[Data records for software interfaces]
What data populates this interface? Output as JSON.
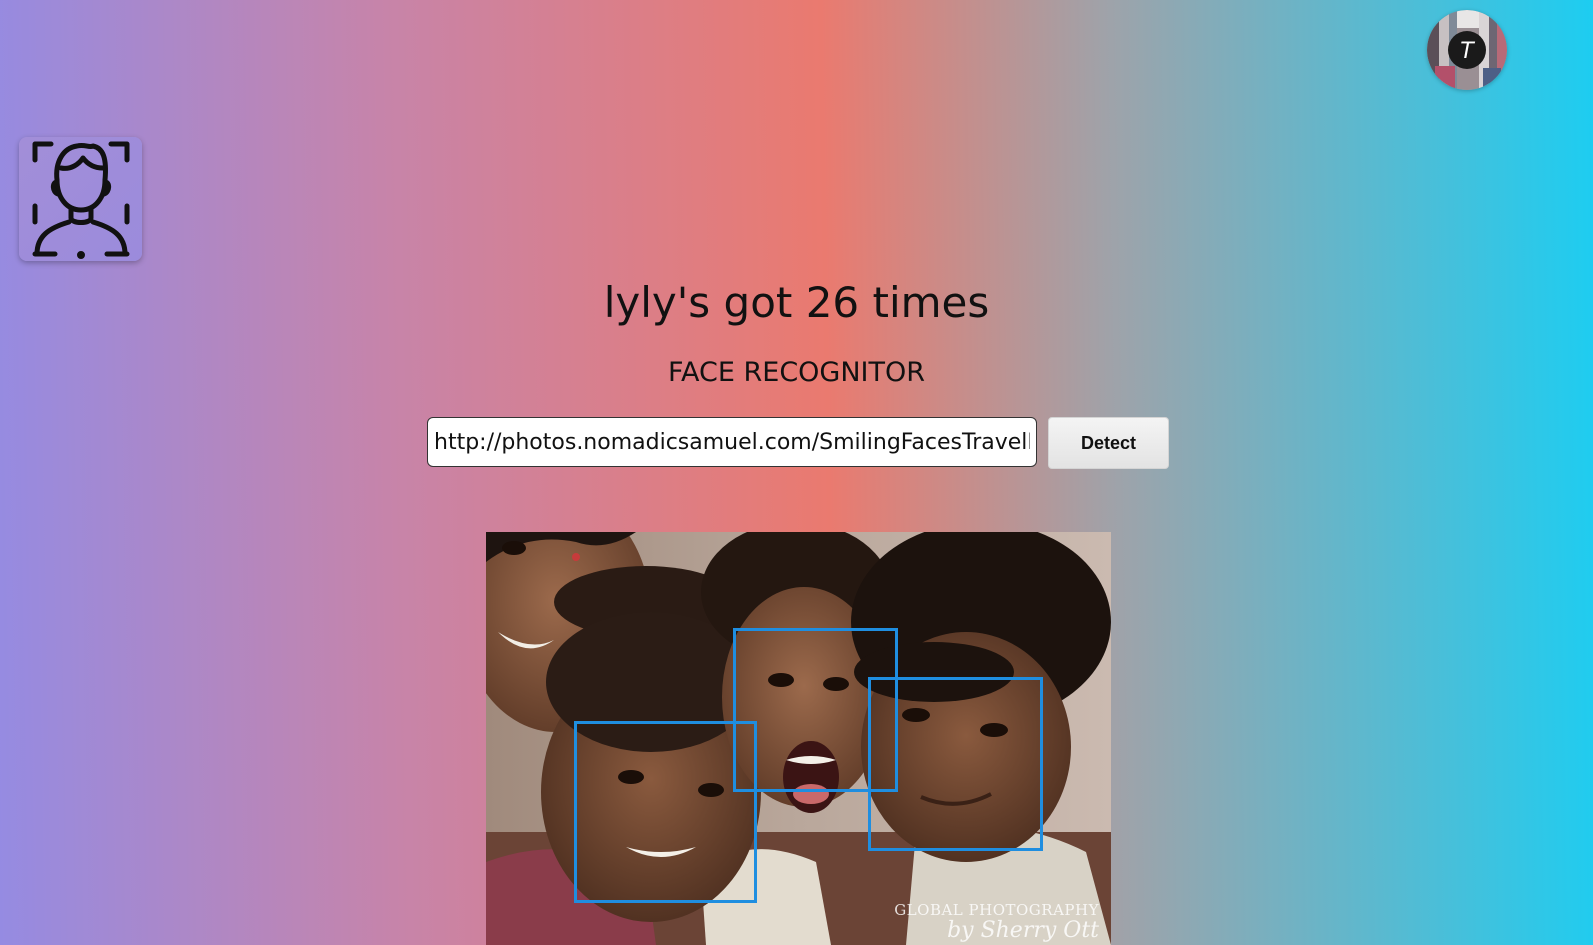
{
  "header": {
    "title": "lyly's got 26 times",
    "subtitle": "FACE RECOGNITOR"
  },
  "logo": {
    "icon": "face-scan-icon"
  },
  "profile": {
    "avatar_icon": "user-avatar-icon",
    "initial": "T"
  },
  "search": {
    "value": "http://photos.nomadicsamuel.com/SmilingFacesTravelPhotography.jpg",
    "button_label": "Detect"
  },
  "result": {
    "image_icon": "result-photo",
    "detected_faces_count": 3,
    "watermark_line1": "GLOBAL PHOTOGRAPHY",
    "watermark_line2": "by Sherry Ott"
  },
  "colors": {
    "gradient_left": "#958be2",
    "gradient_mid": "#ea7a6f",
    "gradient_right": "#1dcdf1",
    "face_box": "#1f8ee0"
  }
}
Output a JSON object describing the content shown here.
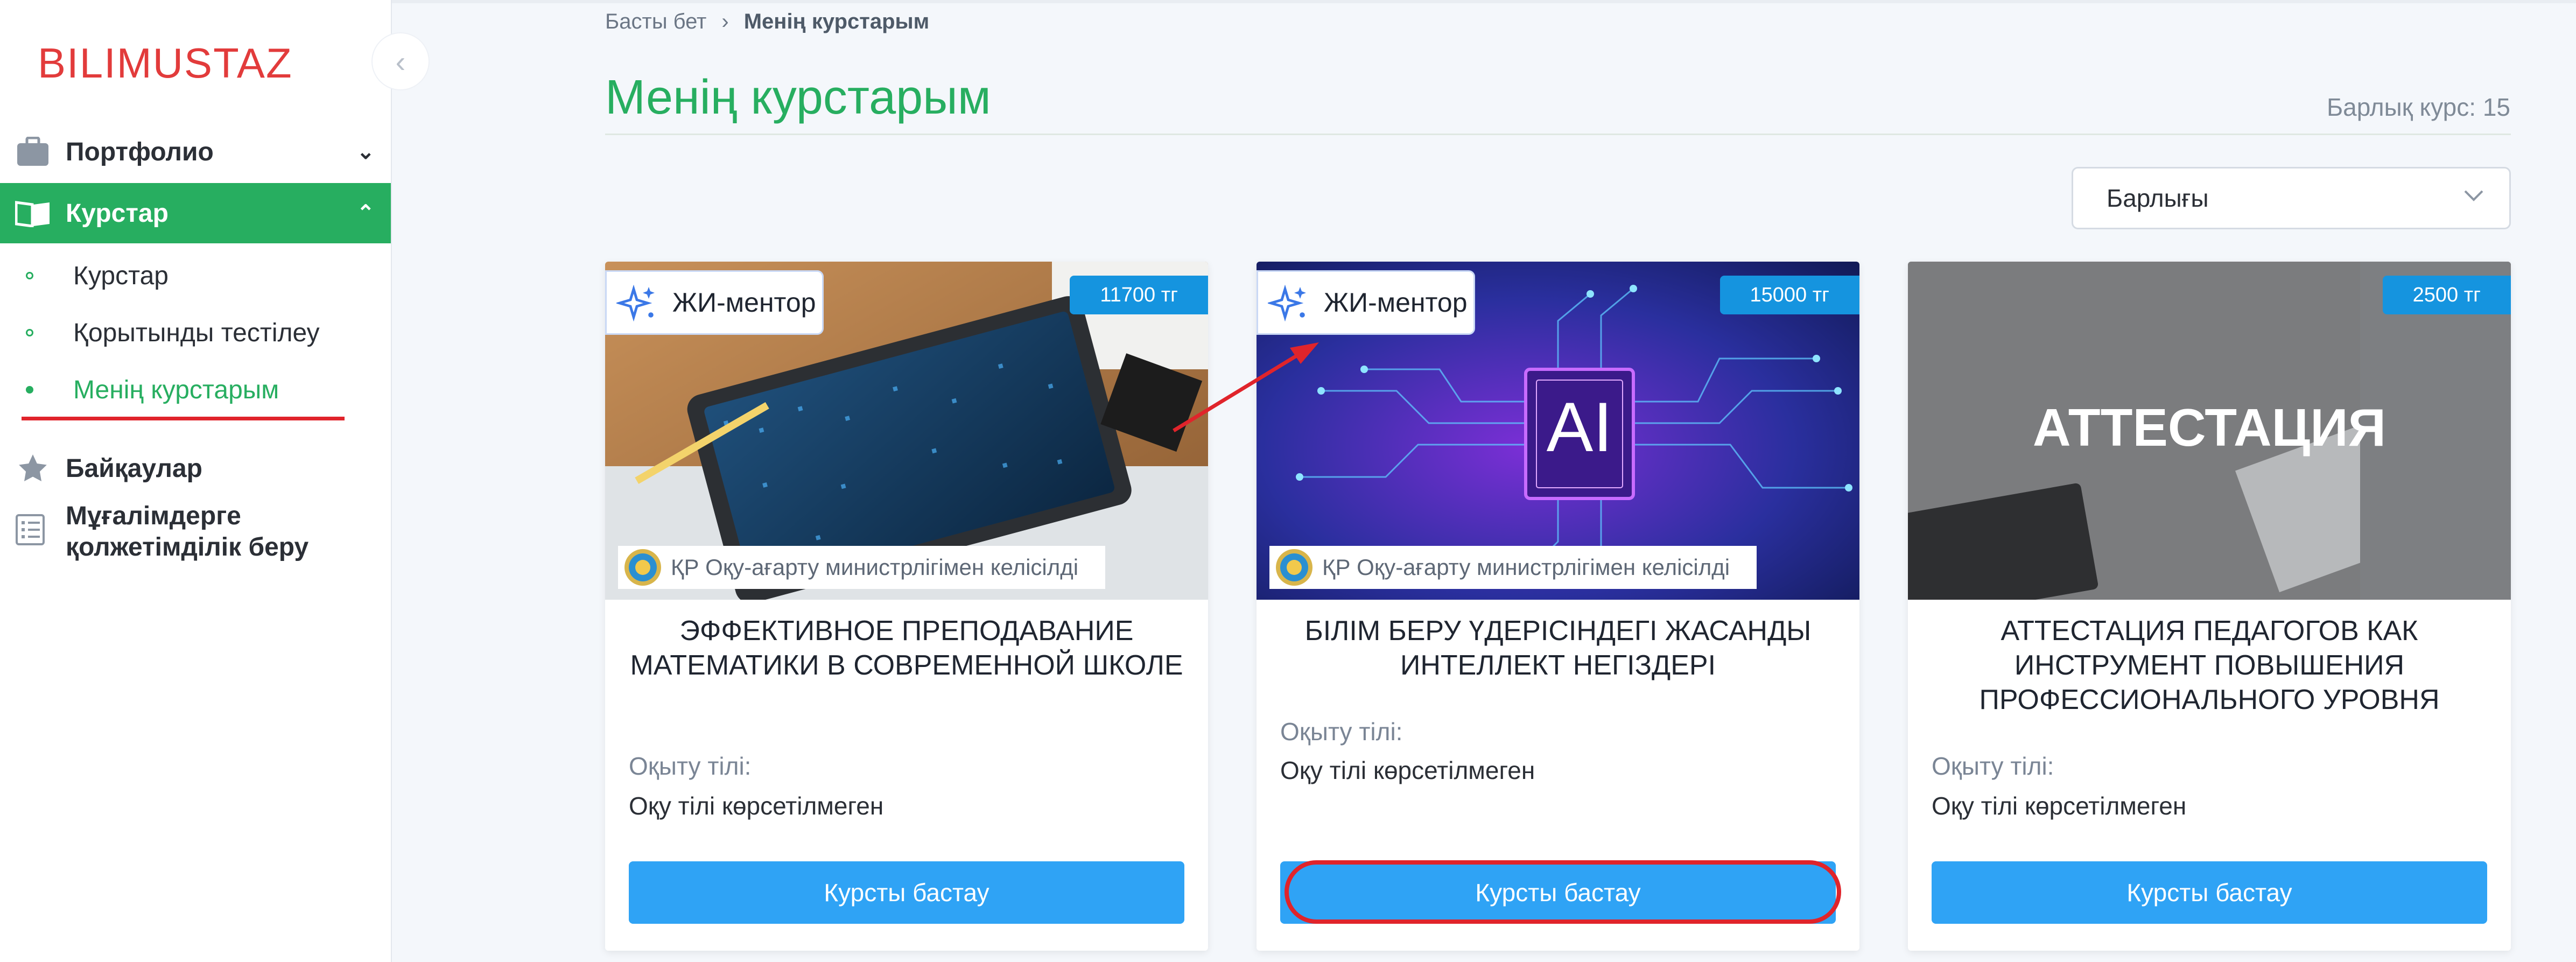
{
  "brand": {
    "logo": "BILIMUSTAZ"
  },
  "sidebar": {
    "items": [
      {
        "label": "Портфолио",
        "icon": "briefcase-icon"
      },
      {
        "label": "Курстар",
        "icon": "book-icon"
      },
      {
        "label": "Байқаулар",
        "icon": "star-icon"
      },
      {
        "label": "Мұғалімдерге қолжетімділік беру",
        "icon": "list-icon"
      }
    ],
    "subitems": [
      {
        "label": "Курстар"
      },
      {
        "label": "Қорытынды тестілеу"
      },
      {
        "label": "Менің курстарым"
      }
    ]
  },
  "breadcrumb": {
    "home": "Басты бет",
    "current": "Менің курстарым"
  },
  "page": {
    "title": "Менің курстарым",
    "total": "Барлық курс: 15",
    "filter": "Барлығы"
  },
  "cards": [
    {
      "price": "11700 тг",
      "mentor": "ЖИ-ментор",
      "ministry": "ҚР Оқу-ағарту министрлігімен келісілді",
      "title": "ЭФФЕКТИВНОЕ ПРЕПОДАВАНИЕ МАТЕМАТИКИ В СОВРЕМЕННОЙ ШКОЛЕ",
      "lang_label": "Оқыту тілі:",
      "lang_value": "Оқу тілі көрсетілмеген",
      "button": "Курсты бастау"
    },
    {
      "price": "15000 тг",
      "mentor": "ЖИ-ментор",
      "ministry": "ҚР Оқу-ағарту министрлігімен келісілді",
      "title": "БІЛІМ БЕРУ ҮДЕРІСІНДЕГІ ЖАСАНДЫ ИНТЕЛЛЕКТ НЕГІЗДЕРІ",
      "image_text": "AI",
      "lang_label": "Оқыту тілі:",
      "lang_value": "Оқу тілі көрсетілмеген",
      "button": "Курсты бастау"
    },
    {
      "price": "2500 тг",
      "title": "АТТЕСТАЦИЯ ПЕДАГОГОВ КАК ИНСТРУМЕНТ ПОВЫШЕНИЯ ПРОФЕССИОНАЛЬНОГО УРОВНЯ",
      "image_text": "АТТЕСТАЦИЯ",
      "lang_label": "Оқыту тілі:",
      "lang_value": "Оқу тілі көрсетілмеген",
      "button": "Курсты бастау"
    }
  ],
  "colors": {
    "accent": "#27ae60",
    "logo": "#e23b3b",
    "button": "#2fa3f5",
    "price_badge": "#1594df",
    "annotation": "#e0242b"
  }
}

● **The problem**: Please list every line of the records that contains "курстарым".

● **Response to the exercise**:
        "label": "Менің курстарым"
    "current": "Менің курстарым"
    "title": "Менің курстарым",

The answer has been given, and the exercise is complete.